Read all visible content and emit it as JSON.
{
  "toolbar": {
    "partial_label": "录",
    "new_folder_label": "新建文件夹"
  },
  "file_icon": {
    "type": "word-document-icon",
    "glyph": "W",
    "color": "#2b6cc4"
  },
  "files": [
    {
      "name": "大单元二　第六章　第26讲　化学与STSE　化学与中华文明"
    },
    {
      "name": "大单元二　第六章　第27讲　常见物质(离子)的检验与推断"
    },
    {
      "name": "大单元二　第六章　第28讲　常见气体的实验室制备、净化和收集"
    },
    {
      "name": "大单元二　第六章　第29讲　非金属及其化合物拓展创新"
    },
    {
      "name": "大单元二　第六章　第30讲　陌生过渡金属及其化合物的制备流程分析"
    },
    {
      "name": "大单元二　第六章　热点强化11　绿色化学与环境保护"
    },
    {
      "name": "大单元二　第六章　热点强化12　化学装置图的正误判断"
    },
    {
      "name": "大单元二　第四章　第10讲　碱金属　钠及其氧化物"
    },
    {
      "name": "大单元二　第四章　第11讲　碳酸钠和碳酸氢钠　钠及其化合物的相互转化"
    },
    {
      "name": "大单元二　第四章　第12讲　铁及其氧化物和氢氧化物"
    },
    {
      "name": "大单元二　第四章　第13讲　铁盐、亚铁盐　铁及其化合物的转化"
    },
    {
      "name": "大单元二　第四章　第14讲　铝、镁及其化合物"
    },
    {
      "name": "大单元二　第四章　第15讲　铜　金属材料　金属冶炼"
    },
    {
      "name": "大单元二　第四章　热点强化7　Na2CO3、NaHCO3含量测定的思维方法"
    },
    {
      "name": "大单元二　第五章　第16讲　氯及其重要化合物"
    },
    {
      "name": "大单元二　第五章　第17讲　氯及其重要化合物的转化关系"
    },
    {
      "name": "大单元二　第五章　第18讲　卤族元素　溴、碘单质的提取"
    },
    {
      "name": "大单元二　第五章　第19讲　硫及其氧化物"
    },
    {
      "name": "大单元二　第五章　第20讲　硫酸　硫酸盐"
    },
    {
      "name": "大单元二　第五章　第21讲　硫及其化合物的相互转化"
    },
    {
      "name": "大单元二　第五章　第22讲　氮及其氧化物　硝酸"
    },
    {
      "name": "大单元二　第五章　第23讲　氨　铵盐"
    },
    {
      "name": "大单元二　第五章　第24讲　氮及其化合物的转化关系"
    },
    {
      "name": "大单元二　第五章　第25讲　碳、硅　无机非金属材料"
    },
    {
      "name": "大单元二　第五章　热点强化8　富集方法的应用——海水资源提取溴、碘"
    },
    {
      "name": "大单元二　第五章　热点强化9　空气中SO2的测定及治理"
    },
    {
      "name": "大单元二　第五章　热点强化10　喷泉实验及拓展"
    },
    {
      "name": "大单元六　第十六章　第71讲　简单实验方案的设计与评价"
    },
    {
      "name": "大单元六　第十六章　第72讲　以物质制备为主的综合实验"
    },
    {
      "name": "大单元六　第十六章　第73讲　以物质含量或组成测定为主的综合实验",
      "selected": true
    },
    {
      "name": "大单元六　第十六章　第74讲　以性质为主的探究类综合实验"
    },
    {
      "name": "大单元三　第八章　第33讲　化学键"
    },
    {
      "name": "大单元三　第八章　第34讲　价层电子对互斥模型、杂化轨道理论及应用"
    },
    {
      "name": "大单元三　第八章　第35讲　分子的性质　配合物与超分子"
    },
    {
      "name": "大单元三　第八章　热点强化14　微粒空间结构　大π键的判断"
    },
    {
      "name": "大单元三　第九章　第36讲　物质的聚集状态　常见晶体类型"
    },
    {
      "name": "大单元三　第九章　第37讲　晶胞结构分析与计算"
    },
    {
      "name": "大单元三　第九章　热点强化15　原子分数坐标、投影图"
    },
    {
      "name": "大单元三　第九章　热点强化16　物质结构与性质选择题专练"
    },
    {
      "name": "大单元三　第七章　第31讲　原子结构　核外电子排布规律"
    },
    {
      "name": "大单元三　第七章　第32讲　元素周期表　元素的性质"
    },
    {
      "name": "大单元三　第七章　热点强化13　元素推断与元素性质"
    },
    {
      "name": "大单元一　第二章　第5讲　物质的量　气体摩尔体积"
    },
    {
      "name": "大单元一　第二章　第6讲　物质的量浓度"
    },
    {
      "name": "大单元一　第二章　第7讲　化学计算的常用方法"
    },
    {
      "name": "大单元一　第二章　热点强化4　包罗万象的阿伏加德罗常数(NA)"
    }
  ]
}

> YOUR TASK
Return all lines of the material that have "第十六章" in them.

> EXPECTED OUTPUT
      "name": "大单元六　第十六章　第71讲　简单实验方案的设计与评价"
      "name": "大单元六　第十六章　第72讲　以物质制备为主的综合实验"
      "name": "大单元六　第十六章　第73讲　以物质含量或组成测定为主的综合实验",
      "name": "大单元六　第十六章　第74讲　以性质为主的探究类综合实验"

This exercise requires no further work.